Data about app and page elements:
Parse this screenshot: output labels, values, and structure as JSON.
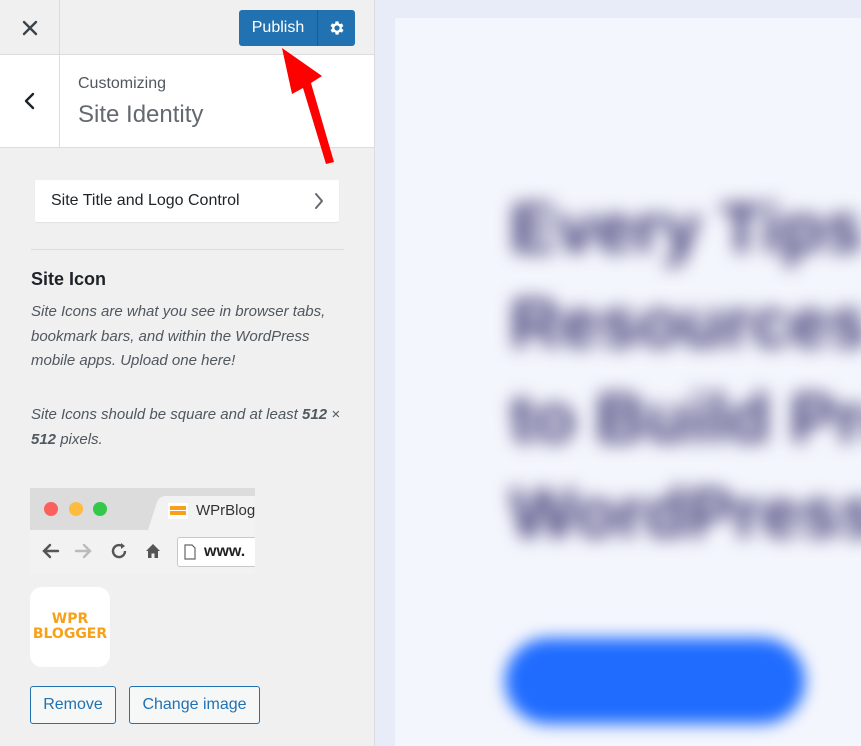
{
  "topbar": {
    "close_icon": "close-icon",
    "publish_label": "Publish",
    "settings_icon": "gear-icon"
  },
  "header": {
    "back_icon": "chevron-left-icon",
    "breadcrumb": "Customizing",
    "title": "Site Identity"
  },
  "controls": {
    "site_title_logo": "Site Title and Logo Control"
  },
  "site_icon": {
    "title": "Site Icon",
    "description": "Site Icons are what you see in browser tabs, bookmark bars, and within the WordPress mobile apps. Upload one here!",
    "size_note_prefix": "Site Icons should be square and at least ",
    "size_w": "512",
    "size_x": " × ",
    "size_h": "512",
    "size_note_suffix": " pixels.",
    "browser_tab_title": "WPrBlogger",
    "browser_url": "www.",
    "logo_line1": "WPR",
    "logo_line2": "BLOGGER",
    "remove_label": "Remove",
    "change_label": "Change image"
  },
  "preview": {
    "blurred_lines": [
      "Every Tips a",
      "Resources",
      "to Build Pro",
      "WordPress"
    ]
  },
  "colors": {
    "primary": "#2271b1",
    "annotation": "#ff0000",
    "logo_orange": "#f7a11a"
  }
}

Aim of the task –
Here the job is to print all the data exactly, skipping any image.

Problem solution –
Parse this screenshot: output labels, values, and structure as JSON.
{
  "topbar": {
    "close_icon": "close-icon",
    "publish_label": "Publish",
    "settings_icon": "gear-icon"
  },
  "header": {
    "back_icon": "chevron-left-icon",
    "breadcrumb": "Customizing",
    "title": "Site Identity"
  },
  "controls": {
    "site_title_logo": "Site Title and Logo Control"
  },
  "site_icon": {
    "title": "Site Icon",
    "description": "Site Icons are what you see in browser tabs, bookmark bars, and within the WordPress mobile apps. Upload one here!",
    "size_note_prefix": "Site Icons should be square and at least ",
    "size_w": "512",
    "size_x": " × ",
    "size_h": "512",
    "size_note_suffix": " pixels.",
    "browser_tab_title": "WPrBlogger",
    "browser_url": "www.",
    "logo_line1": "WPR",
    "logo_line2": "BLOGGER",
    "remove_label": "Remove",
    "change_label": "Change image"
  },
  "preview": {
    "blurred_lines": [
      "Every Tips a",
      "Resources",
      "to Build Pro",
      "WordPress"
    ]
  },
  "colors": {
    "primary": "#2271b1",
    "annotation": "#ff0000",
    "logo_orange": "#f7a11a"
  }
}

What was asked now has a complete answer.